The presidents of Germany and Poland opened daylong observances of the 80th anniversary of the start of World War II on Sunday with a ceremony filled with the spirit of reconciliation and Germany’s humility in the face of the suffering it inflicted during the war.
The ceremony was held in Wielun, a central Polish town that was the first target of Nazi Germany’s deadly bombings.
Attended by German President Frank-Walter Steinmeier and Polish counterpart Andrzej Duda, the observances started at 4:40 a.m., the exact hour that, according to survivors, the war’s first bombs fell, killing civilians.
The presidents, local officials and residents, among them survivors of the bombings, observed a minute of silence in memory of an estimated 2,000 victims.
Speaking in German and Polish, Steinmeier asked forgiveness.
“I bow my head before the victims of the attack in Wielun, I bow my head before the Polish victims of German tyranny and I ask forgiveness,” Steinmeier said. “We are deeply grateful for Poland’s hand extended in a gesture of forgiveness.”
“As the president of Germany I want to assure you that we will not forget, we will always remember about this, we want to remember and we are taking this responsibility that our history has imposed on us,” Steinmeier said.

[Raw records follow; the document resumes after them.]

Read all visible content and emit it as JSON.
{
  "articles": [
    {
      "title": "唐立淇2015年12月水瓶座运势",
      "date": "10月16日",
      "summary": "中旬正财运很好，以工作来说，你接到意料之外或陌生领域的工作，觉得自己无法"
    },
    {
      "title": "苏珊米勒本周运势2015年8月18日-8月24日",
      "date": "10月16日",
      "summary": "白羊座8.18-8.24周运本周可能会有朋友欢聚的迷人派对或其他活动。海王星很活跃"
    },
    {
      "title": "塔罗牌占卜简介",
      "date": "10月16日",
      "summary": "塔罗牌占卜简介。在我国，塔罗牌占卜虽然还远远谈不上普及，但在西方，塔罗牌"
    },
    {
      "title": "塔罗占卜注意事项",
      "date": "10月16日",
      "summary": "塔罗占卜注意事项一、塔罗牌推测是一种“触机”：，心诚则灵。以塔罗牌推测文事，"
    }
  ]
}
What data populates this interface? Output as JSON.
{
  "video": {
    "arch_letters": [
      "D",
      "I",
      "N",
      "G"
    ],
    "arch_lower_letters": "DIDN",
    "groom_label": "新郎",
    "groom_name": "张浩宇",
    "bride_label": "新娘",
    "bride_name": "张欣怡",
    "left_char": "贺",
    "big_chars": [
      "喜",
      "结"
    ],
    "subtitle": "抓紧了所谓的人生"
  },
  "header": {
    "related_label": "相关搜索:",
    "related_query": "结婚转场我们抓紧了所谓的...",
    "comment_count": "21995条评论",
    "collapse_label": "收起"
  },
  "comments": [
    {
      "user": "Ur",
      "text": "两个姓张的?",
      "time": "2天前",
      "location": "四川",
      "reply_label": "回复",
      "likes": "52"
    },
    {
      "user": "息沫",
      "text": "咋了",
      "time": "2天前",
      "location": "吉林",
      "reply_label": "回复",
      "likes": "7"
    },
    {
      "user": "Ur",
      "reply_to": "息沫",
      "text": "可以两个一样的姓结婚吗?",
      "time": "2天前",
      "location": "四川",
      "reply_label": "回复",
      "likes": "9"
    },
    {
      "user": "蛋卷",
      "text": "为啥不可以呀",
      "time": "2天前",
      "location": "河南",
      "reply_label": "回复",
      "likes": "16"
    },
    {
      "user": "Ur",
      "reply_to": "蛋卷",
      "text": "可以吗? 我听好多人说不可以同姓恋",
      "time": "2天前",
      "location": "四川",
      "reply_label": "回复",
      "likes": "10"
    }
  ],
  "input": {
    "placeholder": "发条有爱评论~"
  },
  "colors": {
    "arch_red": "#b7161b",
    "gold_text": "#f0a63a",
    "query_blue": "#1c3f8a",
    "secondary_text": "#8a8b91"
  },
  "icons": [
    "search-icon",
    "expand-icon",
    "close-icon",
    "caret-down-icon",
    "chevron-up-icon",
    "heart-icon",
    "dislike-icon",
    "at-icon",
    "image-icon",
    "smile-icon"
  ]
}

Duda thanked Steinmeier for attending the painful anniversary and said it was a form of giving “moral satisfaction.”
“Mr. President, thank you for your presence and your attitude,” Duda said. “I can see a man who has come with humility, a bowed head in order to pay homage … to share the pain.”
“Do you, gathered here, think it is easy to come to the town that has been destroyed by the Germans? To look in the eyes of those who have survived?” Duda asked of those attending.
Minutes later, Polish Prime Minister Mateusz Morawiecki and European Union senior official Frans Timmermans led observances at Westerplatte Peninsula, on the Baltic coast, the site of the war’s first battle as Polish troops put up resistance.
U.S. Vice President Mike Pence, German Chancellor Angela Merkel and many other leaders will also attend the main event in Warsaw.
The invasion of Poland by Nazi German troops on Sept. 1, 1939, marks the outbreak of World War II.
Poland remained under German occupation for more than five years and lost about a fifth of its population, including the vast majority of its 3 million Jewish citizens, Hy”d.
Today Germany is Poland’s closest partner in the EU and also in trade and economy.